David Brown in Attacking Slavery from Within: The Making of "The Impending Crisis of the South" Journal of Southern History 70:3 (Aug 2004) explains that Helper had seen some of the baleful effects of the slave economy on his native piedmont section in North Carolina:
Moreover, economic trends within the central piedmont gradually worsened the position of nonslaveholders during the 1850s. Charles C. Bolton calculates that landless poor whites, who were mainly tenant farmers and laborers, composed somewhere between 30 and 40 percent of all free white households in the central piedmont in 1860, and he suggests that slavery restricted their economic opportunities. Most significantly, the chance of owning land and joining the ranks of the yeoman farmer diminished in the 1850s as the presence of slaves both lessened the need for and drove down the price of casual wage labor. Such work, routinely required by the agricultural economy, was one way that poor whites might eventually accumulate enough savings to become upwardly mobile. Other potential avenues of employment, such as working in the mining or turpentine industries, were also subject to competition from slave labor. The move toward more commercial farming, as railroads made the piedmont accessible to distant markets, also harmed the position of poor whites because the net effect was to raise land prices. Bolton concludes that there was a permanent and growing class of landless whites in the central piedmont whose only option was to leave the area, as they did in increasing numbers during the 1850s. Notably, Helper included in The Impending Crisis Benjamin Hedrick' s lament about the plight of families forced to leave the region. This was the economic situation of the piedmont in the mid- l 850s, with which Helper would have been personally familiar. We know that he placed great faith in the importance of statistics and quoted extensively from the 1850 census. However, he was also surely influenced by his own observations of greater numbers of landless whites, more frequent departures of friends and family, and a general sense of restricted economic opportunity in the piedmont. This situation stood in stark contrast to his impressions of the bustling urban North. Helper would have encountered a different economic scenario had he been resident elsewhere in the South and, accordingly, would have written a different book. [my emphasis]Brown points out Helper expressed moral objections to slavery. But he goes so far as to argue that Hinton Rowan Helper was not motivated [in his antislavery] by racial hatred or by
personal envy and most importantly was not an outsider, but instead he genuinely believed that he held the best interests of the South at heart. He attacked slavery from within."

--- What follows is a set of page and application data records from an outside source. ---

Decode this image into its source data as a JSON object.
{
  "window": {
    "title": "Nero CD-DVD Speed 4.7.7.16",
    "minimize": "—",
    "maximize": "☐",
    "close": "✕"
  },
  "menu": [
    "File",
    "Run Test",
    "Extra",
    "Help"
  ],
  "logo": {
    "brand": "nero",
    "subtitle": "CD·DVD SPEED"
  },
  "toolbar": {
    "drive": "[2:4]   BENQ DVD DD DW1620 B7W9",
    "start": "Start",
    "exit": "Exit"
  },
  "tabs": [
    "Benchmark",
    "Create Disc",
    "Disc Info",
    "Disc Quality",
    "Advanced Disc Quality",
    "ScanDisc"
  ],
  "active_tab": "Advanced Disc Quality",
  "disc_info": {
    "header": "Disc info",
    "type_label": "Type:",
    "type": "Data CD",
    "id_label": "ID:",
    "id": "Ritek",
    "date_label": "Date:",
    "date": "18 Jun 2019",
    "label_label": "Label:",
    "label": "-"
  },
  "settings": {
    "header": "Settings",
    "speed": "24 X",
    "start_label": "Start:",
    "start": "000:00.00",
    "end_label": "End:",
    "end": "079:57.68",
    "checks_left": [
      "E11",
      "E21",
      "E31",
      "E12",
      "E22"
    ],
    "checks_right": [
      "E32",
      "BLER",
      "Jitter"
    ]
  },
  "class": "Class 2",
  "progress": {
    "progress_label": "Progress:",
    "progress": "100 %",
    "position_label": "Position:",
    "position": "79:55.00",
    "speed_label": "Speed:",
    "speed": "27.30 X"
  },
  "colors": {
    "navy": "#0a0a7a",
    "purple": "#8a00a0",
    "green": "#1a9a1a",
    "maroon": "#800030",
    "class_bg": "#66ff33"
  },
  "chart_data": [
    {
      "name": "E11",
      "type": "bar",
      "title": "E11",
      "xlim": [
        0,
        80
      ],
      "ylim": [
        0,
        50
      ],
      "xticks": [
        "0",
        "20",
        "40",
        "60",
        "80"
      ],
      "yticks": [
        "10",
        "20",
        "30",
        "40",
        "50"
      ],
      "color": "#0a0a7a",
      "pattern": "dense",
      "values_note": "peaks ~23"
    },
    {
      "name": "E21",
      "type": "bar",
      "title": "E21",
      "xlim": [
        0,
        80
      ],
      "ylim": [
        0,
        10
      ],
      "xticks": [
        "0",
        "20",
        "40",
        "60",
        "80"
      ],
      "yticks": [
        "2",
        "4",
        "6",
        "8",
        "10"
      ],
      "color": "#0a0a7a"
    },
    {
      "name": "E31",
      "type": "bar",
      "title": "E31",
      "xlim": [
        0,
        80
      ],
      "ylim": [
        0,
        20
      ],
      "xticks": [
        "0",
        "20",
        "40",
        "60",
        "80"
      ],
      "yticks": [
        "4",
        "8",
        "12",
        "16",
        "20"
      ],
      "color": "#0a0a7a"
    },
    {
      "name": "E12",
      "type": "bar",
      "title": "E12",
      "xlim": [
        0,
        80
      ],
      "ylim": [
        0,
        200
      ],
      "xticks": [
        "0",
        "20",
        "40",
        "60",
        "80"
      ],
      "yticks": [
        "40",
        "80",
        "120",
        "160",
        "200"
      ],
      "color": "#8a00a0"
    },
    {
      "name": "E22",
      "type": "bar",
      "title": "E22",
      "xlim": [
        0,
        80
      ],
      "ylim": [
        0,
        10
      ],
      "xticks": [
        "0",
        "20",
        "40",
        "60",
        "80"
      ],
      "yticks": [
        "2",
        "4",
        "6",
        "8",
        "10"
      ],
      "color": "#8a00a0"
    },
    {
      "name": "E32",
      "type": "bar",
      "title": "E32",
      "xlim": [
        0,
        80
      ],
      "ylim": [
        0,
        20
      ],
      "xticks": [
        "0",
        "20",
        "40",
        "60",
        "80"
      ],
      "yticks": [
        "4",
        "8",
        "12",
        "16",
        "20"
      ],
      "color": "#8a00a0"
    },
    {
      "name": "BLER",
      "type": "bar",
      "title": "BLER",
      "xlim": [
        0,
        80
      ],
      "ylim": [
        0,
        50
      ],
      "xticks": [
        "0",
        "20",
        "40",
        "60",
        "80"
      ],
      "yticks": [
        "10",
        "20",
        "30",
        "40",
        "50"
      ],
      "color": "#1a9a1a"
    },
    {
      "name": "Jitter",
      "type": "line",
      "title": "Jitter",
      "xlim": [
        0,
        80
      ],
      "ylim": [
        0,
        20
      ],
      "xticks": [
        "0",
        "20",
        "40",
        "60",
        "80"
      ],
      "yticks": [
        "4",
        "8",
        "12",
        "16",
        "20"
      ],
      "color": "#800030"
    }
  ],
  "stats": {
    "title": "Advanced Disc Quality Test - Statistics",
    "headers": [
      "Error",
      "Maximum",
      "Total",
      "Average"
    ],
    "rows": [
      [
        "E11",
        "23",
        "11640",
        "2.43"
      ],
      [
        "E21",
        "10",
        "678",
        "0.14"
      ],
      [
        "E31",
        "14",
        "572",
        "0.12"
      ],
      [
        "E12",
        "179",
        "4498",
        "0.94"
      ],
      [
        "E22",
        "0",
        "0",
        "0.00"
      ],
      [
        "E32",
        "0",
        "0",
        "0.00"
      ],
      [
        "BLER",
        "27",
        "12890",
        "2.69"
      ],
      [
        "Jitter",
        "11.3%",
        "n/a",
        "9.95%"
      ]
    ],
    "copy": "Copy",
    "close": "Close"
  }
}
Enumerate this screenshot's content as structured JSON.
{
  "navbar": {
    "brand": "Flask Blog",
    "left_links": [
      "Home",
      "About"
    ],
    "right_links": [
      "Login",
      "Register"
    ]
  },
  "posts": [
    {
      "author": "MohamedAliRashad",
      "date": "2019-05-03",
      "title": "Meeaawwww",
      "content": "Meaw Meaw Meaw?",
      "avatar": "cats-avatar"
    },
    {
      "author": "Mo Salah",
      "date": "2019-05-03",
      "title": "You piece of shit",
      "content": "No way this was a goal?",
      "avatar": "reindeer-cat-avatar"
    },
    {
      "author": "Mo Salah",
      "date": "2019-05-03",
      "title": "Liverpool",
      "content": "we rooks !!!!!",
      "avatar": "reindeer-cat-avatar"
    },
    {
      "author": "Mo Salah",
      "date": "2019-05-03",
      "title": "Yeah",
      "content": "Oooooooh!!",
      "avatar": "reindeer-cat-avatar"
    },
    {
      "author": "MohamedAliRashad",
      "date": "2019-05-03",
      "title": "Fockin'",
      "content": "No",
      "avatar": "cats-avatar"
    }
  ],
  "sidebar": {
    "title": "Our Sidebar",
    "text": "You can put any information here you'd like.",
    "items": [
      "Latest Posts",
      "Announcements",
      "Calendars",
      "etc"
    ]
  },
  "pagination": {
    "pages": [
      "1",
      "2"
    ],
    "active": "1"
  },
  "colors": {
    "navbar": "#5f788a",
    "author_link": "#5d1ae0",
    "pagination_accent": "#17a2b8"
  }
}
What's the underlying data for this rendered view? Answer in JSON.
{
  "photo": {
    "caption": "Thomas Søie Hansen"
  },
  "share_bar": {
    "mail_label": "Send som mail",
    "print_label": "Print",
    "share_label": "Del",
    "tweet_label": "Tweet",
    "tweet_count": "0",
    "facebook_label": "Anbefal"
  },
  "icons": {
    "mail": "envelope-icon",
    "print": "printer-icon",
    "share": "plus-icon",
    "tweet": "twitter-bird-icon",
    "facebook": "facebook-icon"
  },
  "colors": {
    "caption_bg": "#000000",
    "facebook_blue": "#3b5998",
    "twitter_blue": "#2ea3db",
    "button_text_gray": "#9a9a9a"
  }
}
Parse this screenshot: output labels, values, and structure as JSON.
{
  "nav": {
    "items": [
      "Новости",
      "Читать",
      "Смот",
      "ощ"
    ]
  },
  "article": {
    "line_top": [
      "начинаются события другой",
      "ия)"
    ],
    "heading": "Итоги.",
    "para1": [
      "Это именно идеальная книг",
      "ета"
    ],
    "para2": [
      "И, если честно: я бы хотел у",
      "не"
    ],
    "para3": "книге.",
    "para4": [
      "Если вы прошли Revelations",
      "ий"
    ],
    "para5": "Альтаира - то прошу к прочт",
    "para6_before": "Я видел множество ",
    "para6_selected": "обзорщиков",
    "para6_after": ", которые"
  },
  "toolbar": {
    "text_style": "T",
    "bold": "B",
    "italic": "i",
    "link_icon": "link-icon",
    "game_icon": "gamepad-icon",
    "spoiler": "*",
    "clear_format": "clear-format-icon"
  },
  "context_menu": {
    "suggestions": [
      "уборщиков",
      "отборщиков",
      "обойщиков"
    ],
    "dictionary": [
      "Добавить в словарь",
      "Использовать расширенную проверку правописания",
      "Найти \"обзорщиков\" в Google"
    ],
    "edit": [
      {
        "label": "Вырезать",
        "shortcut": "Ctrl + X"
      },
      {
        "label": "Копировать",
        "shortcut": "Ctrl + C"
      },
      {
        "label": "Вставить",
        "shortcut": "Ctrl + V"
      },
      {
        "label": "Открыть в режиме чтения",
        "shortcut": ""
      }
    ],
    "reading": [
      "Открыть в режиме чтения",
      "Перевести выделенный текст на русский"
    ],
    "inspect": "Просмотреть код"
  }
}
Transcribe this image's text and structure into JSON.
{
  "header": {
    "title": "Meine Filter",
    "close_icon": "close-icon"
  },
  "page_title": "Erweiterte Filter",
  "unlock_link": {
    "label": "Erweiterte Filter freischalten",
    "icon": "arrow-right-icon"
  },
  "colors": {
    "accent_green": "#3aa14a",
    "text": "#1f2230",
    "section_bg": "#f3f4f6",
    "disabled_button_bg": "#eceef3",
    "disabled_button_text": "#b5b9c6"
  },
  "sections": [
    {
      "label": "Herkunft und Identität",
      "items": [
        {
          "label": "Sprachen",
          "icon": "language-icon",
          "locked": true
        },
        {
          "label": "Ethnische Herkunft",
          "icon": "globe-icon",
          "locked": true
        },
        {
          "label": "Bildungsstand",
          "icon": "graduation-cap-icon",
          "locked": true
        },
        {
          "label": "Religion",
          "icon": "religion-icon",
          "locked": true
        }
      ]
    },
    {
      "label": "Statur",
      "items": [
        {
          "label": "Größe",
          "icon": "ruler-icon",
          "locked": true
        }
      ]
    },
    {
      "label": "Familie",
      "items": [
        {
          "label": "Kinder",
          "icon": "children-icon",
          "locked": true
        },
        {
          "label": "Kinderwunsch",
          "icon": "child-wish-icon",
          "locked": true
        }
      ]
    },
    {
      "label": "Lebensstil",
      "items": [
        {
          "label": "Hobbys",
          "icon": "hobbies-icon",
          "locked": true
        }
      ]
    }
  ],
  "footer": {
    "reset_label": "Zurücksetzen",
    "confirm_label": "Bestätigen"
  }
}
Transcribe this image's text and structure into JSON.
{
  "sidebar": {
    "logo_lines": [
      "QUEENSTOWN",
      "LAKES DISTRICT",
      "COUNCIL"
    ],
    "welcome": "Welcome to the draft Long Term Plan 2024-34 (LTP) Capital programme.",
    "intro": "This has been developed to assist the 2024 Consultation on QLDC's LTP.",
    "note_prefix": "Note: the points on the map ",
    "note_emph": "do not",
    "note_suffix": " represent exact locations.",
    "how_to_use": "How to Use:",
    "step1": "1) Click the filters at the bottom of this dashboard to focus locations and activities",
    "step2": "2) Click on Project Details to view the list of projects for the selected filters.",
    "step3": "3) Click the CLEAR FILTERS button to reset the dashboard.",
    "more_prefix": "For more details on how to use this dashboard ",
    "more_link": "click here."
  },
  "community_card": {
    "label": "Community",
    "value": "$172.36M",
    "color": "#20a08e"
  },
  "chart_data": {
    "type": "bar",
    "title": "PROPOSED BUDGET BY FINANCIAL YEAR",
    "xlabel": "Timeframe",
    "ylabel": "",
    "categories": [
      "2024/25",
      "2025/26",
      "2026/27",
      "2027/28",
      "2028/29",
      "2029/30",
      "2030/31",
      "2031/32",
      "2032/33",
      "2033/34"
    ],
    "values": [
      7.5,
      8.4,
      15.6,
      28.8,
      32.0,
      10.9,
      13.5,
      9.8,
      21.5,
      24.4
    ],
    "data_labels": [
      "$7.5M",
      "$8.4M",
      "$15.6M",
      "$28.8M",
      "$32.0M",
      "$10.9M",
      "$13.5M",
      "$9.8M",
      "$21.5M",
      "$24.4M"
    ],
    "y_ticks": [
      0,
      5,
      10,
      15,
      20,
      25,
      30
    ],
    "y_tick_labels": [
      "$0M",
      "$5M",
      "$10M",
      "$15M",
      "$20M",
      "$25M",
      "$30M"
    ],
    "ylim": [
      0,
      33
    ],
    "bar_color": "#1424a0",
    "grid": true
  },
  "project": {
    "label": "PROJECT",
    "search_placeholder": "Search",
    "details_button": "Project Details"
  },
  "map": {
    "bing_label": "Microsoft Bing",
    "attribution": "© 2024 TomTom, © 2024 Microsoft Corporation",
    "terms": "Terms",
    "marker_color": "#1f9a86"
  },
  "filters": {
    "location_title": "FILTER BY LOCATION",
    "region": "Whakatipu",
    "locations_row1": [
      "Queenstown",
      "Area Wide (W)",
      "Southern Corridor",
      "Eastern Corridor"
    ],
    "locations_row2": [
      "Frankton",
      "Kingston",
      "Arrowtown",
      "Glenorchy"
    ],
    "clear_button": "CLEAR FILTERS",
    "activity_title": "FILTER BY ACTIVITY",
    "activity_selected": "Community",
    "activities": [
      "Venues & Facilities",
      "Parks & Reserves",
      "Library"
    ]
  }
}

As we've seen, hostility to slavery among whites often went hand-in-hand with hostility to blacks. Helper is usually taken to have been an example of that. Brown in this article questions the contemporary evidence for anti-black racism in Helper in the 1850s. He notes that Helper was specifically dubious about the (pseudo-) "scientific racism" that was so popular among slaveholders. Brown doesn't argue that Helper was free of antiblack racism in the 1850s. His point is that among the motivations for writing his Impending Crisis, "antiblack prejudice was not a prime, or even a minor, motivation."
As Brown notes, Helper's postwar books were distinctly racist. As the trusty Britannica Online's article on Hinton Rowan Helper, "After the war, he wrote three bitter racist tracts advocating deportation of blacks to Africa or Latin America."
The full text of Impending Crisis is available at the University of North Carolina's Documenting the American South website.